* TASK DATA
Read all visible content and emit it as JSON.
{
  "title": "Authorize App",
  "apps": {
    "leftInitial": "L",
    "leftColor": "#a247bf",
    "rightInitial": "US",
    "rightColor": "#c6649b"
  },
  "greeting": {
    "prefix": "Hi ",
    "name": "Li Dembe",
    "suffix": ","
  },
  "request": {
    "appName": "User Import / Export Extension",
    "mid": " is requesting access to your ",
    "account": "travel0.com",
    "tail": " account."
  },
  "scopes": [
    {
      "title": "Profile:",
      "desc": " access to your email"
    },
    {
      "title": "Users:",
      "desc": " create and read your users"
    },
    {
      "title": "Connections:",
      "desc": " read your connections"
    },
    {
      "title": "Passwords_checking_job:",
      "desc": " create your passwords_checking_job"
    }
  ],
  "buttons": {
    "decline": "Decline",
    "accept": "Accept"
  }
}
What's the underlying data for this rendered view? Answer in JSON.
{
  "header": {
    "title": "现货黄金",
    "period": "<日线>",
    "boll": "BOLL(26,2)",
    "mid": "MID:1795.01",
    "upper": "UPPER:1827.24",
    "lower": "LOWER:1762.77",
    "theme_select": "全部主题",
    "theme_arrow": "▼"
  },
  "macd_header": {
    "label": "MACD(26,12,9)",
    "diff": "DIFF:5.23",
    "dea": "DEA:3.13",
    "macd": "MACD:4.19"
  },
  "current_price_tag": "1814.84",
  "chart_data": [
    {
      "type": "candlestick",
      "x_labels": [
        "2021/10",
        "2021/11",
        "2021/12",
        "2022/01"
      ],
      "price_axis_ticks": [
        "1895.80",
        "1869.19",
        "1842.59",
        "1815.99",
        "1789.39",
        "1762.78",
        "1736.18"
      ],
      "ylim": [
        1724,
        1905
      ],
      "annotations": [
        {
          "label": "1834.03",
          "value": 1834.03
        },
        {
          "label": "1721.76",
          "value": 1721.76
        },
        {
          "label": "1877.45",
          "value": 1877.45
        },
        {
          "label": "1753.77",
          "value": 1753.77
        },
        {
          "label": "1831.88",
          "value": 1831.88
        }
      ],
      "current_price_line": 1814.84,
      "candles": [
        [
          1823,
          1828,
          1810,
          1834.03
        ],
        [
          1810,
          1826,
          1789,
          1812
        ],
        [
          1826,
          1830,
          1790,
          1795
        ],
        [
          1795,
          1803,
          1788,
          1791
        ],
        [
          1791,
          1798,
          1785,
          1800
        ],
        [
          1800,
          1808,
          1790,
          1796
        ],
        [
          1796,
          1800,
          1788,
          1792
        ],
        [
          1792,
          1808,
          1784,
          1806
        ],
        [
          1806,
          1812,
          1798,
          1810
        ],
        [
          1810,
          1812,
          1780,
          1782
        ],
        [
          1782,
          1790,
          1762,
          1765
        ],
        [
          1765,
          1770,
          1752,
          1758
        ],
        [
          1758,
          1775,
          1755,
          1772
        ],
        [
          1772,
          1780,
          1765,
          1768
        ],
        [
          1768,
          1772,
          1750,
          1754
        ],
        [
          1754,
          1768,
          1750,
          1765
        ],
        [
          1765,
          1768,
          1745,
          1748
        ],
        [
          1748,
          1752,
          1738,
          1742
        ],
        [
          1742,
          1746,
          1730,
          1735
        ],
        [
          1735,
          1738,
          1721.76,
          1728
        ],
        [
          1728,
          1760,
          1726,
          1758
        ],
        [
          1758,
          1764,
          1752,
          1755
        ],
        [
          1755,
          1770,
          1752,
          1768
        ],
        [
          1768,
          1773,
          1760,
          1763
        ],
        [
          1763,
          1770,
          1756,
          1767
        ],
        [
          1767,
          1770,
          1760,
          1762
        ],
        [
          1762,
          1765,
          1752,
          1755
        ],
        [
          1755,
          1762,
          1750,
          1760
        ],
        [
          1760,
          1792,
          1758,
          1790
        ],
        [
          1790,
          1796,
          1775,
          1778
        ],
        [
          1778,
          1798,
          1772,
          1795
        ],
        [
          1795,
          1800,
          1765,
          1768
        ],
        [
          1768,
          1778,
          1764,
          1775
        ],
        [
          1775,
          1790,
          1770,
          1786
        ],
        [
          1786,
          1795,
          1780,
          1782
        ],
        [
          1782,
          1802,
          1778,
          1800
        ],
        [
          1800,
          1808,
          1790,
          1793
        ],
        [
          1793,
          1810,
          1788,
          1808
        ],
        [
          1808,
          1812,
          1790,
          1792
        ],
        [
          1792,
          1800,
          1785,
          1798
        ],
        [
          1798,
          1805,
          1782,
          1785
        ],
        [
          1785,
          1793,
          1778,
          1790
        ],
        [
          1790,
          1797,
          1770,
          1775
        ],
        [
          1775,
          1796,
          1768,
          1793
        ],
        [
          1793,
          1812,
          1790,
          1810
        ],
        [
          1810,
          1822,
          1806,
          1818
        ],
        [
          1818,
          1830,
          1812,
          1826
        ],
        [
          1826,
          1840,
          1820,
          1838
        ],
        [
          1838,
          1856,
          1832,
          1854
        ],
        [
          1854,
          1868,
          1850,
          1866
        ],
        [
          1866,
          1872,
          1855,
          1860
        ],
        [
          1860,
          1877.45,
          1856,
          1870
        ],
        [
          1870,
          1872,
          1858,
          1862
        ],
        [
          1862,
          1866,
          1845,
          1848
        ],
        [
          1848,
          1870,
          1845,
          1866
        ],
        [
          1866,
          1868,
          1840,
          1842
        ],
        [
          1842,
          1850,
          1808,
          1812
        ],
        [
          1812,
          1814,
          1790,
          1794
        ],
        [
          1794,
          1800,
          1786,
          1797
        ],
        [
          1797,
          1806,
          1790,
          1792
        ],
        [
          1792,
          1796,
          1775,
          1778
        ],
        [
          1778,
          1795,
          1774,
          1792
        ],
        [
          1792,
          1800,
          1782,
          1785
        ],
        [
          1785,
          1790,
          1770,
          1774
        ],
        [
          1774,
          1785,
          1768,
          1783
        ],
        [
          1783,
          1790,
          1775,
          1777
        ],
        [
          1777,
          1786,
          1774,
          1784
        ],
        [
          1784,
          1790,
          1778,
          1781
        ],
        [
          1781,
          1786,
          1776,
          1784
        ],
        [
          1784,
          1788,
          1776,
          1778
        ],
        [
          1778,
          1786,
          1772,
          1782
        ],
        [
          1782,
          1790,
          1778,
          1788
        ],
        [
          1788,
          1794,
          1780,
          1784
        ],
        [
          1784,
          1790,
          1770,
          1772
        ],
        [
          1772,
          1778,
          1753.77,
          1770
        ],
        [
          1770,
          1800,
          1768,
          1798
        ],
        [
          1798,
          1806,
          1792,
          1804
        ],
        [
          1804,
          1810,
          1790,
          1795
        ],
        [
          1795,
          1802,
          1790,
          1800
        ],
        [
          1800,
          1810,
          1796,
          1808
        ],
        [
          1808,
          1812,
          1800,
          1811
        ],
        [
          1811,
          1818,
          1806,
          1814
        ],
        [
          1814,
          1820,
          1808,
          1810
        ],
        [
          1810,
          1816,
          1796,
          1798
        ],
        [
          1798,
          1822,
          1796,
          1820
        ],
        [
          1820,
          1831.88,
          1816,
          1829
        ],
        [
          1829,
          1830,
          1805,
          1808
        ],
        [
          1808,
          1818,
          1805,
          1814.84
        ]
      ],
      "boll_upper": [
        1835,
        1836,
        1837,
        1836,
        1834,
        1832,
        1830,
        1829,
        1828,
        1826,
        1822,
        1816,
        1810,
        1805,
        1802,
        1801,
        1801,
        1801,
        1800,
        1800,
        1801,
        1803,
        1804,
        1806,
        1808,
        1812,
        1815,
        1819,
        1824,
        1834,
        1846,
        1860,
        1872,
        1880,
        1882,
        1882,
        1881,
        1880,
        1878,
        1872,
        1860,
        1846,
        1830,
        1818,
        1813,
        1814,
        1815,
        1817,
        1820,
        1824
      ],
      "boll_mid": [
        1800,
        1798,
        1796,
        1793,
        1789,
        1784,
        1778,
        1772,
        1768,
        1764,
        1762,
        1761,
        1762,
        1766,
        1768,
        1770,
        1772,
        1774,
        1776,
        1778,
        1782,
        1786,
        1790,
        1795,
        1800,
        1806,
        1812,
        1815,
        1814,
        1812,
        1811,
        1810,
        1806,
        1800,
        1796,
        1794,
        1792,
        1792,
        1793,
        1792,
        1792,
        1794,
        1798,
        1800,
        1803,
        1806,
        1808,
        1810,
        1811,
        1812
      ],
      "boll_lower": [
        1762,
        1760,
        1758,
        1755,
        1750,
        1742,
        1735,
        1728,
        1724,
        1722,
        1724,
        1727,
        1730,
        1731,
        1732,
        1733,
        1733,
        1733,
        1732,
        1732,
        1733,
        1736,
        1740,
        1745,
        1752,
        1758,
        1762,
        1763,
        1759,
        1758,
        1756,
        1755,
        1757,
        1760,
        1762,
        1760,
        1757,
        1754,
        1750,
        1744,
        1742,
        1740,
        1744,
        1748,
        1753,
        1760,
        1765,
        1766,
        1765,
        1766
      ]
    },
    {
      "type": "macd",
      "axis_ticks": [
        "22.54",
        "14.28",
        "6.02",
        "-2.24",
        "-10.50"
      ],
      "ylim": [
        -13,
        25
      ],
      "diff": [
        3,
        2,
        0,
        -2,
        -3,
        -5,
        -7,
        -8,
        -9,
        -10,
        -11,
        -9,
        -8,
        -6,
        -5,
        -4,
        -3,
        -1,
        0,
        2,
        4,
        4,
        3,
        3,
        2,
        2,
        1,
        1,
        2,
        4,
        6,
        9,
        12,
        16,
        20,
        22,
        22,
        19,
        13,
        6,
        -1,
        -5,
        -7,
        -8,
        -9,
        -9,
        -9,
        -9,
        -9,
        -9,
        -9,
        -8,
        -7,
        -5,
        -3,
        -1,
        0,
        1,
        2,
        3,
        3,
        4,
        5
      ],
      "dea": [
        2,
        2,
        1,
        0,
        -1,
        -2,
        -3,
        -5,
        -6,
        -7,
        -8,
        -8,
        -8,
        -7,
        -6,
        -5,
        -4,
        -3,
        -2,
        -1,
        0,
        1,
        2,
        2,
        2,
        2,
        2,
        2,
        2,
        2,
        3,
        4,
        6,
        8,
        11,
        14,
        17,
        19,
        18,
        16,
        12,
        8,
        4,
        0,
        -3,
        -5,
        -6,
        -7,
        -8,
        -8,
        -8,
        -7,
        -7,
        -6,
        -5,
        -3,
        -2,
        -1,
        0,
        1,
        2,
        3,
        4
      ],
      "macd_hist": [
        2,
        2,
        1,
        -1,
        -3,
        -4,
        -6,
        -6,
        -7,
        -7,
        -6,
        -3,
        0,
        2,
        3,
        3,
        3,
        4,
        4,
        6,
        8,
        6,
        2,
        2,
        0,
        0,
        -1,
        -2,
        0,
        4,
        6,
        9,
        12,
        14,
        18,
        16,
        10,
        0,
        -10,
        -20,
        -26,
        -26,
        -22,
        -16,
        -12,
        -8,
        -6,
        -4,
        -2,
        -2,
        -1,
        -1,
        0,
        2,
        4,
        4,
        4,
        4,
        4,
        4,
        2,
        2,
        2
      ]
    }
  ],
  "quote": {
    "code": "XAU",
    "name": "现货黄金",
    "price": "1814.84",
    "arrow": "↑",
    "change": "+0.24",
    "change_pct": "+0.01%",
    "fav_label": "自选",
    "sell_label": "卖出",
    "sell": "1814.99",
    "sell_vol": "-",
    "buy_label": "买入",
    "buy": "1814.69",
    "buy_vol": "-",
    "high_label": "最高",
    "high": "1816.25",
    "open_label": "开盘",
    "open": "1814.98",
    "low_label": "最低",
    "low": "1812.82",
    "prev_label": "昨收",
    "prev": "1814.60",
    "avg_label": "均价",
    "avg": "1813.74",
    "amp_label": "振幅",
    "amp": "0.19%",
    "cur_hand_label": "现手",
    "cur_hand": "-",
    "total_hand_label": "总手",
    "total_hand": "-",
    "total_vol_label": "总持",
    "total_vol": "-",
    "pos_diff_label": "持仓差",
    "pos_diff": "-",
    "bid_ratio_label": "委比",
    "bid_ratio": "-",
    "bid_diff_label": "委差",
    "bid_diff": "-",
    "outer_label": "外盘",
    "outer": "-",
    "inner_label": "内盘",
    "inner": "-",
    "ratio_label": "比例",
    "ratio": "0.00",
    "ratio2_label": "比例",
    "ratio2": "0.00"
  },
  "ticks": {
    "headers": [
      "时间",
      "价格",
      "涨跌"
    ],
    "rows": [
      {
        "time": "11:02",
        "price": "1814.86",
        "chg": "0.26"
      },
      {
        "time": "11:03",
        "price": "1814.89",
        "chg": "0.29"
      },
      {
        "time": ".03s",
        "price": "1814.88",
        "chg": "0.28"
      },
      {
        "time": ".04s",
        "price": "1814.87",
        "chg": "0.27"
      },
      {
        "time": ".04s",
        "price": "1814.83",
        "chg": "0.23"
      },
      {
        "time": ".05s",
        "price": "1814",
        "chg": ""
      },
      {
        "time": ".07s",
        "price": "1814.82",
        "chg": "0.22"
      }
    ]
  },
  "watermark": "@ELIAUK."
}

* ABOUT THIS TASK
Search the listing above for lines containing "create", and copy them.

* YOUR RESPONSE
      "desc": " create and read your users"
      "desc": " create your passwords_checking_job"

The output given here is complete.